And you are looking to try and do something a little different each time. I think that is important in order to satisfy your own creative need. Doing the same thing over and over would get a little boring, and I feel I had gotten to that point with high key shots of black latex a while back.

People still want to shoot that. I will still shoot that. Maybe it just became a little too ‘easy’ and ‘straight forward.’ But it works.

Q. You work as a very fetish look. What make you chose fetish in particular to use as a concept with your photography?

A. Back in the mid/late 1980’s I bought a book: The Dark Summer by Bob Carlos Clarke, and that changed pretty much immediately what I wanted to photograph.

Movies with a hero generally have the ‘usual’ doing the ‘unusual.’ I like to flip that around a little. You can still do everyday things in the fetish world, but you just look so damn provocative doing them. It is nice to provoke a response, one way or another.

Q. What made you decide to use latex in your shoots and what would you say that material offers that other materials do not when it comes to shooting?

A. Simply, I love how latex looks on a person/model. Turing the everyday into a nightmare/fantasy/hero/villain. It can be very stylised, but the various outfits can be as much revealing or completely covered as you wish.

It fits like a second skin, enhancing natural physical attributes: a corset and Wonderbra all in one! Many models – and certainly a lot of first-time wearers of latex – find it rather liberating too, in terms of posing for the camera. Once you get them to stop rubbing their hands all over it!

For example, in a catsuit zipped up to the neck, you can be as extreme and extravagant in your posing as you dare, safe in the knowledge there is not going to be an accidental flash of flesh.

Some people get confused between latex and PVC, but they are very different. PVC has sewn seams for a start, and there is no ‘perfect fit’, it will crinkle. Latex will take some effort to dress – certainly items with limbs – but the rewards in the aesthetic are so very worthwhile. Oh, and the darker pigments light beautifully.

Q. What would you say has been some of the challenges when shooting with latex and how do you get around that?

A. There is a fair amount of prep work in getting garments ready for shooting. Cleaning, polishing, more polishing… it takes time. Then dressing the model, with catsuit being the most ‘fun’ to dress in. But over the years I have become a dab hand with gloves and stockings, and I sure know how to lace up a corset!
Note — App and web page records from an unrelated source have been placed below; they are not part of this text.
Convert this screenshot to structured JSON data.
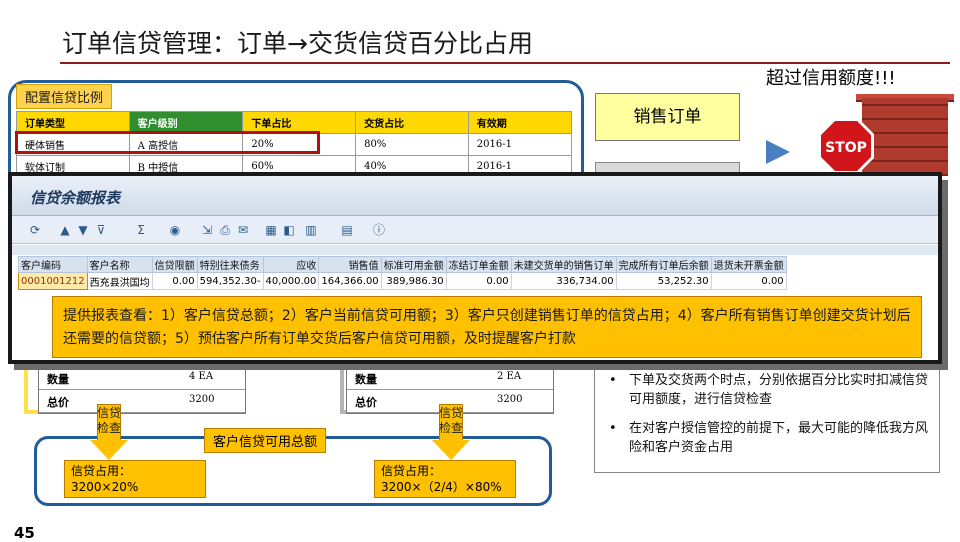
{
  "slide": {
    "title": "订单信贷管理：订单→交货信贷百分比占用",
    "page_number": "45"
  },
  "config": {
    "label": "配置信贷比例",
    "headers": [
      "订单类型",
      "客户级别",
      "下单占比",
      "交货占比",
      "有效期"
    ],
    "rows": [
      [
        "硬体销售",
        "A 高授信",
        "20%",
        "80%",
        "2016-1"
      ],
      [
        "软体订制",
        "B 中授信",
        "60%",
        "40%",
        "2016-1"
      ]
    ]
  },
  "right_panel": {
    "sales_order": "销售订单",
    "over_limit": "超过信用额度!!!",
    "stop_text": "STOP"
  },
  "sap": {
    "window_title": "信贷余额报表",
    "toolbar_icons": [
      "refresh-icon",
      "sort-ascending-icon",
      "sort-descending-icon",
      "filter-icon",
      "sum-icon",
      "subtotal-icon",
      "export-icon",
      "print-icon",
      "mail-icon",
      "layout-icon",
      "change-layout-icon",
      "graphic-icon",
      "grid-icon",
      "info-icon"
    ],
    "columns": [
      "客户编码",
      "客户名称",
      "信贷限额",
      "特别往来债务",
      "应收",
      "销售值",
      "标准可用金额",
      "冻结订单金额",
      "未建交货单的销售订单",
      "完成所有订单后余额",
      "退货未开票金额"
    ],
    "row": [
      "0001001212",
      "西充县洪国均",
      "0.00",
      "594,352.30-",
      "40,000.00",
      "164,366.00",
      "389,986.30",
      "0.00",
      "336,734.00",
      "53,252.30",
      "0.00"
    ],
    "note": "提供报表查看：1）客户信贷总额；2）客户当前信贷可用额；3）客户只创建销售订单的信贷占用；4）客户所有销售订单创建交货计划后还需要的信贷额；5）预估客户所有订单交货后客户信贷可用额，及时提醒客户打款"
  },
  "orders": {
    "left": {
      "qty_label": "数量",
      "qty_value": "4 EA",
      "total_label": "总价",
      "total_value": "3200"
    },
    "right": {
      "qty_label": "数量",
      "qty_value": "2 EA",
      "total_label": "总价",
      "total_value": "3200"
    }
  },
  "flow": {
    "arrow_text": "信贷检查",
    "total_label": "客户信贷可用总额",
    "left_occupy_title": "信贷占用：",
    "left_occupy_formula": "3200×20%",
    "right_occupy_title": "信贷占用：",
    "right_occupy_formula": "3200×（2/4）×80%"
  },
  "bullets": [
    "下单及交货两个时点，分别依据百分比实时扣减信贷可用额度，进行信贷检查",
    "在对客户授信管控的前提下，最大可能的降低我方风险和客户资金占用"
  ],
  "colors": {
    "accent_red": "#8c1c1c",
    "frame_blue": "#1f5c99",
    "note_orange": "#ffc000",
    "header_yellow": "#ffd800",
    "header_green": "#2f8f2f"
  }
}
During the shoot itself, you have to keep an eye out for bits of fluff, or stray hairs sticking to the latex outfits. Better to take a few minutes to inspect the dressed model and sort then, than have to photoshop them out in several images.

We also have a few seamless paper rolls in the studio that when rolled out reveal a few ass prints where a latex clad model has sat down!

Q. Can you let our readers know what you have coming up in 2024?

A. More of the same! I am sorry, with regards to future plans, I like to keep my cards close to my chest, let the reveal speak for themselves, but there may be some character / cosplay in there too…

To learn more about Killer Heels Photography make sure to check out their website www.killerheelsphotography.org